Then
10th Special Forces Group, born in June 1952 at Fort Bragg, adopted the Trojan Horse Badge in 1955 and began adorning their Green Berets with them in 1956. Capt. Roger M Pezzelle designed the Trojan Horse Badge.

Pezzelle, an assistant S-3 and "A" team leader serving with the 10th SFG in Bad Toelz, Germany, found inspiration for his design from a French parachutist badge. Pezzelle created the Trojan Horse Badge and engaged a local jeweler Eichmann in crafting it. While Pezzelle worked on the badge, 10th SFG Soldier, Capt. Herbert R. Brucker, commissioned Mutze Muller, a German haberdasher to create Green Berets for 10th SFG. Worn on the beret, the Trojan Horse Badge could be found above an SF Soldier's left temple.

"(SF Soldiers) loved it. It was a great morale builder," said Capt. Carl M. Bergstrom.

The badge was worn until 1962 when it was replaced by the SF distinctive Unit Insignia and beret flash, a shield-shaped embroidered cloth or metallic insignia attached to the stiffener backing of a military beret.

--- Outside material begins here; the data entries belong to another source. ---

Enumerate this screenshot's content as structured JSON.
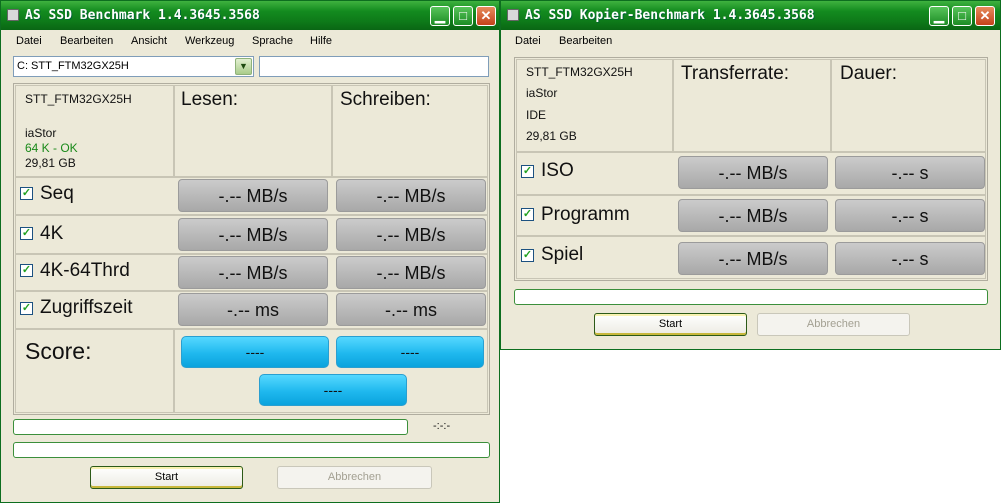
{
  "main": {
    "title": "AS SSD Benchmark 1.4.3645.3568",
    "window_buttons": {
      "minimize": "▁",
      "maximize": "□",
      "close": "✕"
    },
    "menu": [
      "Datei",
      "Bearbeiten",
      "Ansicht",
      "Werkzeug",
      "Sprache",
      "Hilfe"
    ],
    "drive_select": "C: STT_FTM32GX25H",
    "drive_select_arrow": "▼",
    "device": {
      "model": "STT_FTM32GX25H",
      "driver": "iaStor",
      "align": "64 K - OK",
      "size": "29,81 GB"
    },
    "col_read": "Lesen:",
    "col_write": "Schreiben:",
    "rows": [
      {
        "label": "Seq",
        "read": "-.-- MB/s",
        "write": "-.-- MB/s",
        "checked": true
      },
      {
        "label": "4K",
        "read": "-.-- MB/s",
        "write": "-.-- MB/s",
        "checked": true
      },
      {
        "label": "4K-64Thrd",
        "read": "-.-- MB/s",
        "write": "-.-- MB/s",
        "checked": true
      },
      {
        "label": "Zugriffszeit",
        "read": "-.-- ms",
        "write": "-.-- ms",
        "checked": true
      }
    ],
    "check_mark": "✓",
    "score_label": "Score:",
    "score_read": "----",
    "score_write": "----",
    "score_total": "----",
    "time_display": "-:-:-",
    "start_label": "Start",
    "abort_label": "Abbrechen"
  },
  "copy": {
    "title": "AS SSD Kopier-Benchmark 1.4.3645.3568",
    "window_buttons": {
      "minimize": "▁",
      "maximize": "□",
      "close": "✕"
    },
    "menu": [
      "Datei",
      "Bearbeiten"
    ],
    "device": {
      "model": "STT_FTM32GX25H",
      "driver": "iaStor",
      "bus": "IDE",
      "size": "29,81 GB"
    },
    "col_rate": "Transferrate:",
    "col_time": "Dauer:",
    "rows": [
      {
        "label": "ISO",
        "rate": "-.-- MB/s",
        "time": "-.-- s",
        "checked": true
      },
      {
        "label": "Programm",
        "rate": "-.-- MB/s",
        "time": "-.-- s",
        "checked": true
      },
      {
        "label": "Spiel",
        "rate": "-.-- MB/s",
        "time": "-.-- s",
        "checked": true
      }
    ],
    "start_label": "Start",
    "abort_label": "Abbrechen"
  },
  "colors": {
    "titlebar": "#138b1f",
    "score_accent": "#1fb8ee",
    "align_ok": "#1a8a1a"
  }
}
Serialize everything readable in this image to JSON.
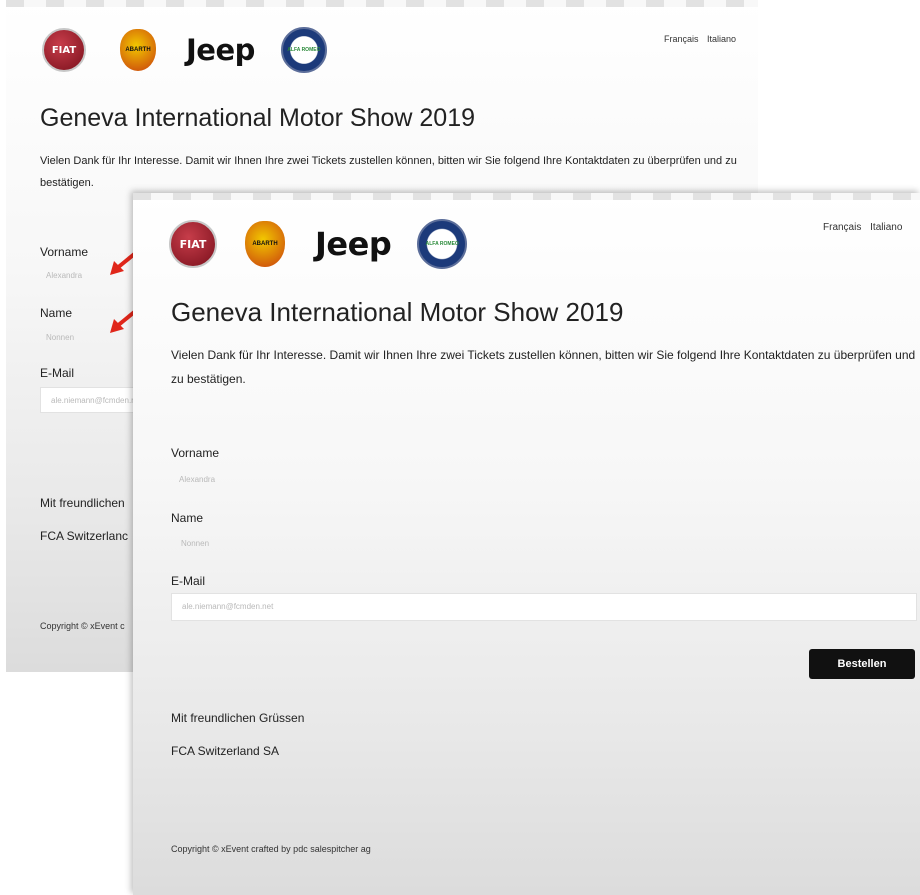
{
  "brands": {
    "fiat": "FIAT",
    "abarth": "ABARTH",
    "jeep": "Jeep",
    "alfa": "ALFA ROMEO"
  },
  "lang": {
    "fr": "Français",
    "it": "Italiano"
  },
  "title": "Geneva International Motor Show 2019",
  "intro": "Vielen Dank für Ihr Interesse. Damit wir Ihnen Ihre zwei Tickets zustellen können, bitten wir Sie folgend Ihre Kontaktdaten zu überprüfen und zu bestätigen.",
  "form": {
    "first_name_label": "Vorname",
    "first_name_value": "Alexandra",
    "name_label": "Name",
    "name_value": "Nonnen",
    "email_label": "E-Mail",
    "email_value": "ale.niemann@fcmden.net"
  },
  "submit_label": "Bestellen",
  "closing": {
    "greeting": "Mit freundlichen Grüssen",
    "company": "FCA Switzerland SA"
  },
  "copyright": "Copyright © xEvent crafted by pdc salespitcher ag",
  "back": {
    "greeting_partial": "Mit freundlichen",
    "company_partial": "FCA Switzerlanc",
    "copyright_partial": "Copyright © xEvent c"
  },
  "colors": {
    "annotation_arrow": "#e0261a",
    "button_bg": "#111111"
  }
}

Now
10th Special Forces Group (Airborne) berets now don a green flash with the SF crest. The crest insignia was adopted in1960 and approved as the Special Forces regimental designator in 1984.

The United States Army Special Forces Command website traces the symbolic crossed arrows depicted on the crest to 1890 when it was worn as the uniform insignia for the U.S. Army Indian Scouts, who served in the American west from 1860 through 1939. During World War II, a joint U.S./Canadian special operations unit, First Special Service Force, was established to conduct operations behind enemy lines and also wore the historic crossed arrows.

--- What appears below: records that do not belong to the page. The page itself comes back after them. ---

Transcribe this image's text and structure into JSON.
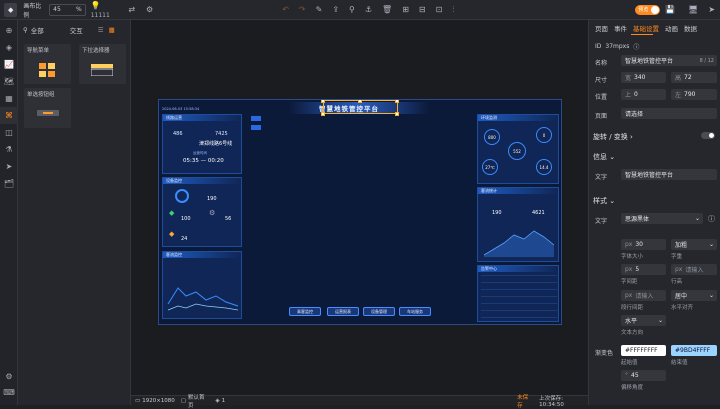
{
  "toolbar": {
    "zoom_label": "画布比例",
    "zoom_value": "45",
    "zoom_unit": "%",
    "count": "11111",
    "preview_toggle": "预览"
  },
  "components": {
    "all_label": "全部",
    "interact_label": "交互",
    "cards": [
      "导航菜单",
      "下拉选择器",
      "单选按钮组"
    ]
  },
  "screen": {
    "title": "智慧地铁管控平台",
    "datetime": "2024-06-03 15:58:34",
    "p1_title": "线路运营",
    "p1_count": "486",
    "p1_value": "7425",
    "p1_line": "津郑线路6号线",
    "p1_time_label": "运营时间",
    "p1_time": "05:35 — 00:20",
    "p2_title": "设备监控",
    "p2_v1": "190",
    "p2_v2": "100",
    "p2_v3": "56",
    "p2_v4": "24",
    "p3_title": "客流监控",
    "p4_title": "环境监测",
    "p4_v1": "800",
    "p4_v2": "0",
    "p4_v3": "552",
    "p4_v4": "27℃",
    "p4_v5": "14.4",
    "p5_title": "客流统计",
    "p5_v1": "190",
    "p5_v2": "4621",
    "p6_title": "告警中心",
    "nav_buttons": [
      "乘客监控",
      "运营报表",
      "设备管理",
      "车站服务"
    ]
  },
  "rightpanel": {
    "tabs": [
      "页面",
      "事件",
      "基础设置",
      "动画",
      "数据"
    ],
    "active_tab": "基础设置",
    "id_label": "ID",
    "id_value": "37mpxs",
    "name_label": "名称",
    "name_value": "智慧地铁管控平台",
    "name_count": "8 / 12",
    "size_label": "尺寸",
    "width_label": "宽",
    "width_value": "340",
    "height_label": "高",
    "height_value": "72",
    "pos_label": "位置",
    "top_label": "上",
    "top_value": "0",
    "left_label": "左",
    "left_value": "790",
    "page_label": "页面",
    "page_placeholder": "请选择",
    "transform_label": "旋转 / 变换",
    "info_label": "信息",
    "text_label": "文字",
    "text_value": "智慧地铁管控平台",
    "style_label": "样式",
    "font_label": "文字",
    "font_value": "思源黑体",
    "fontsize_value": "30",
    "fontsize_caption": "字体大小",
    "weight_value": "加粗",
    "weight_caption": "字重",
    "spacing_value": "5",
    "spacing_caption": "字间距",
    "lineheight_placeholder": "请输入",
    "lineheight_caption": "行高",
    "linespacing_placeholder": "请输入",
    "linespacing_caption": "段行间距",
    "align_value": "居中",
    "align_caption": "水平对齐",
    "direction_value": "水平",
    "direction_caption": "文本方向",
    "gradient_label": "渐变色",
    "start_color": "#FFFFFFFF",
    "start_caption": "起始值",
    "end_color": "#9BD4FFFF",
    "end_caption": "结束值",
    "angle_value": "45",
    "angle_caption": "偏移角度"
  },
  "statusbar": {
    "resolution": "1920×1080",
    "default_page": "默认首页",
    "layer_count": "1",
    "save_text": "未保存",
    "saved_time": "上次保存: 10:34:50"
  },
  "colors": {
    "accent": "#ff8a1f",
    "screen_bg": "#0c1a3a",
    "panel_bg": "#26272c"
  }
}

The intersecting dagger on the crest is representative of the V-42 dagger, a stiletto and fighting knife, issued to members of SF. Below the crest, a scroll bears the SF motto "De oppresso liber," which translated from Latin states, "to free the oppressed." This crest is the same for all SF groups; it is the flash that designates the specific group.

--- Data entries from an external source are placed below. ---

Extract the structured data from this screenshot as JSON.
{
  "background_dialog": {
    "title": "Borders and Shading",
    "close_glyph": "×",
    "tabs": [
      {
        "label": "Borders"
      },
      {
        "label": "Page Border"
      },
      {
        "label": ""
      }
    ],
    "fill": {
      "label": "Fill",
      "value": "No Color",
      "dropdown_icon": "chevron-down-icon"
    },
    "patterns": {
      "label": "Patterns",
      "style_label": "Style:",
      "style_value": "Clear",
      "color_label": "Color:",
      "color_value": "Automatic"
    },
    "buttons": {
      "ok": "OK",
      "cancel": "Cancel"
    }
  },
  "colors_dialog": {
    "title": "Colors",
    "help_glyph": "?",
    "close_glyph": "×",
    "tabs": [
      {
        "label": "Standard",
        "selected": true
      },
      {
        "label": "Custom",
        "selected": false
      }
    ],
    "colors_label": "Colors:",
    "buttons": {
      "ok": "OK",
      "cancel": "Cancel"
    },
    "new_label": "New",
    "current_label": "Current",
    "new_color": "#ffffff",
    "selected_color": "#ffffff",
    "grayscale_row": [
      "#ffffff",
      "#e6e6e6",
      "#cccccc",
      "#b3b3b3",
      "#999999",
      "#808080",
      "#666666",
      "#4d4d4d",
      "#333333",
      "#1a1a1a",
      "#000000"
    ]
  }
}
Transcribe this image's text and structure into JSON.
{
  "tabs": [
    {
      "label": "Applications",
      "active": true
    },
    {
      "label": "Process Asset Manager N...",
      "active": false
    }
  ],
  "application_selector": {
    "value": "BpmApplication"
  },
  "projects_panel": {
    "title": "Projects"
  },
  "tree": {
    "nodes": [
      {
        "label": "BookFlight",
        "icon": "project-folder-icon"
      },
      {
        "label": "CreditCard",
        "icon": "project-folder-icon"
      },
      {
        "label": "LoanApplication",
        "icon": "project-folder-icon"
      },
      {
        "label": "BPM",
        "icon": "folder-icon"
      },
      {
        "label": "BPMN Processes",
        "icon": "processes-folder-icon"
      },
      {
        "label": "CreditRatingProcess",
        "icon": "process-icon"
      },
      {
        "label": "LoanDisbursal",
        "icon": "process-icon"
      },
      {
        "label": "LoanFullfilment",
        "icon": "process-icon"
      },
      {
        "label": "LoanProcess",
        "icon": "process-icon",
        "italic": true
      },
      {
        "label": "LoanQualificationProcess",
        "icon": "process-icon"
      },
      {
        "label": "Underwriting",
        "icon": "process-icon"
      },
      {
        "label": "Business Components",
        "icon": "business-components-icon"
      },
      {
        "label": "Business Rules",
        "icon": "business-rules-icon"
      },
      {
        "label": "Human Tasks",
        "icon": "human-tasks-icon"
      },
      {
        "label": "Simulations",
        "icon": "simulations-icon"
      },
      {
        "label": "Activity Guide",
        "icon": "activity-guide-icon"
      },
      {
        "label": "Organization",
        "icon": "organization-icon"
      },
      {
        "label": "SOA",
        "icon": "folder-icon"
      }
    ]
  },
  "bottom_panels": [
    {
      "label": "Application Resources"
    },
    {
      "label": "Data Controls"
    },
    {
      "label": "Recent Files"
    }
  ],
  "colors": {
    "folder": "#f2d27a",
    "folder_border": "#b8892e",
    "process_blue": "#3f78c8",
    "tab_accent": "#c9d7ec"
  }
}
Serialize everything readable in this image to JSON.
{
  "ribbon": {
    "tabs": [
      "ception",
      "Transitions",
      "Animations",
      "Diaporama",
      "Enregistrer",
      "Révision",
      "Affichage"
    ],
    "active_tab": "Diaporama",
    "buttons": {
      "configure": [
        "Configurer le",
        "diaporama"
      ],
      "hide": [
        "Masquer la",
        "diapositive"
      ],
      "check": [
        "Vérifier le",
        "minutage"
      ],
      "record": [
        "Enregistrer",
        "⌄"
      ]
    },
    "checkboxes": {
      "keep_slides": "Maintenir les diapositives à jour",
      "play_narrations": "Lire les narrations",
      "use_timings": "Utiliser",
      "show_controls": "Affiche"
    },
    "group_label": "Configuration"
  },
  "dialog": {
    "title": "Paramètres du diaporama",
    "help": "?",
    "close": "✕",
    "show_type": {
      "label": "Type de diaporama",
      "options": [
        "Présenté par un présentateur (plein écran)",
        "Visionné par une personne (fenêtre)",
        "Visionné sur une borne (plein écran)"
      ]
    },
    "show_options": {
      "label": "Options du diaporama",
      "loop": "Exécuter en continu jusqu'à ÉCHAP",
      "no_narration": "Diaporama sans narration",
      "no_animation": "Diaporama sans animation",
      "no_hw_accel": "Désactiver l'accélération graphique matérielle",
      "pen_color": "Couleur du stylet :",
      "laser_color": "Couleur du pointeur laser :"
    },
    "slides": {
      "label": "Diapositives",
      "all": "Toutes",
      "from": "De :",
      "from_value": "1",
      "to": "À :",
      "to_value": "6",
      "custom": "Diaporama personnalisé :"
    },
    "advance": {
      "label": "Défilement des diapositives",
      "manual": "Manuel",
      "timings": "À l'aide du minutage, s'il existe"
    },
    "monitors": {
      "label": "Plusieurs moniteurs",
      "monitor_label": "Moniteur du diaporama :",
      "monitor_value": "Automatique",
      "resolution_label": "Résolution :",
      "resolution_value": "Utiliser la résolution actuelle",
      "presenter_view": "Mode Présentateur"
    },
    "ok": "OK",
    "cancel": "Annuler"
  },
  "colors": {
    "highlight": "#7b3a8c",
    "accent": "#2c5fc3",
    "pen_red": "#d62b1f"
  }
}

(Editor's Note: Information for this article was sourced from "The Trojan Horse Badge: Distinctive identity for the 10th Special Forces Group," by Dr. Troy J. Sacquety, Veritas Magazine, Journal of United States Army Special Operations History, Vol. 5, No. 4, 2009, and the USASOC website. The Trojan Horse Badge pictured is on display at the Airborne and Special Operations Museum.)